President Donald Trump has signed an executive order freezing federal civilian workforce hiring. At a press conference today new White House press secretary Sean Spicer stated that the freeze was established because it "counters the dramatic expansion of the federal workforce in recent years." Just one problem: There has not been a dramatic expansion in the federal workforce in recent years. According to the latest Office of Personnel Management, the number of federal civilian employees stands at around 2.7 million, just about where it was in 1966. In fact, civilian federal employment is down from its 1990 peak of just under 3.1 million. Relatively speaking this means that in 1966 there was 1 federal employee per 70 citizens and now there is 1 per 121 citizens.
It does bear noting that number of state and local government employees have increased 7.8 million in 1966 to 19.5 million today*; up from 1 per 24 citizens to 1 per 17 citizens today.
While federal government civilian employment has been essentially flat, it is interesting to consider the role of government contractors. Some have argued that lots of services provided by government contractors should actually be moved into the federal government to achieve greater efficiencies. Setting that argument aside, it is very hard to estimate the number of jobs that are supported by government contracts. A 2015 Congressional Budget Office report noted:
Regrettably, CBO is unaware of any comprehensive information about the size of the federal government's contracted workforce. However, using a database of federal contracts, CBO determined that federal agencies spent over $500 billion for contracted products and services in 2012. Between 2000 and 2012, such spending grew more quickly than inflation and also grew as a percentage of total federal spending. The category of spending that grew the most in dollar terms was contracts for professional, administrative, and management services, and the category that grew the most in percentage terms was contracts for medical services.

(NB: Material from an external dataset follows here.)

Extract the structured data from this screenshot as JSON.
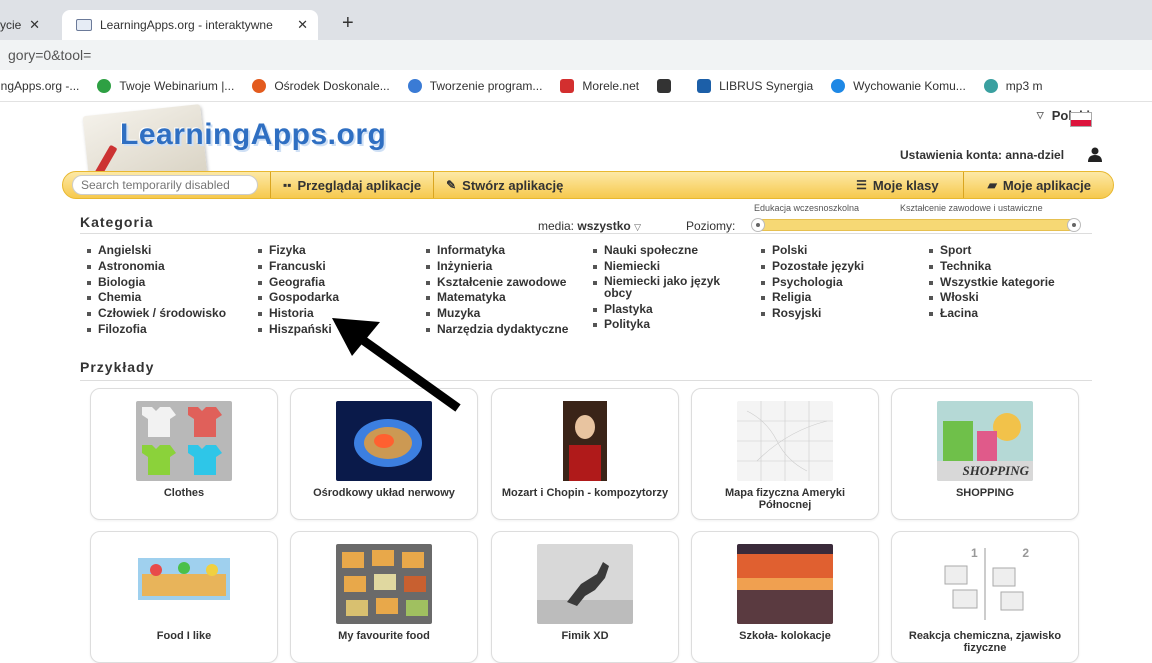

So how many jobs might $500 billion create? By one very rough estimate, spending that amount would result in about 5 million jobs. Another study that tried to estimate the number of jobs created per billion dollars spent on infrastructure would boost that number to 11.5 million jobs. So notionally speaking, the federal civilian workforce including contracted employees would be, taking the lower estimate, somewhere around 7.7 million, or about 1 for every 42 citizens. Of course, the wages of contracted employees are not frozen.
Whatever the case for freezing federal employees wages, Spicer and the Trump administration have undermined it by offering up an "alternative fact" with regard to actual trends in the number of civilian federal government employment.
Guys, if you don't want "the most dishonest people on earth" distracting the public from your messages, try harder to get, you know, the fact-facts right.
Disclosure: I was a federal government employee for about 3 years working as a medium-level staff economist for the Federal Energy Regulatory Commission 1979-1981. Although it was fairly well paying, I hated my job so much I quit to go work for magazine for half the pay in New York City.
*Number calculated by substracting OPM federal employment numbers from the overall government employment numbers provided by the St. Louis Federal Reserve.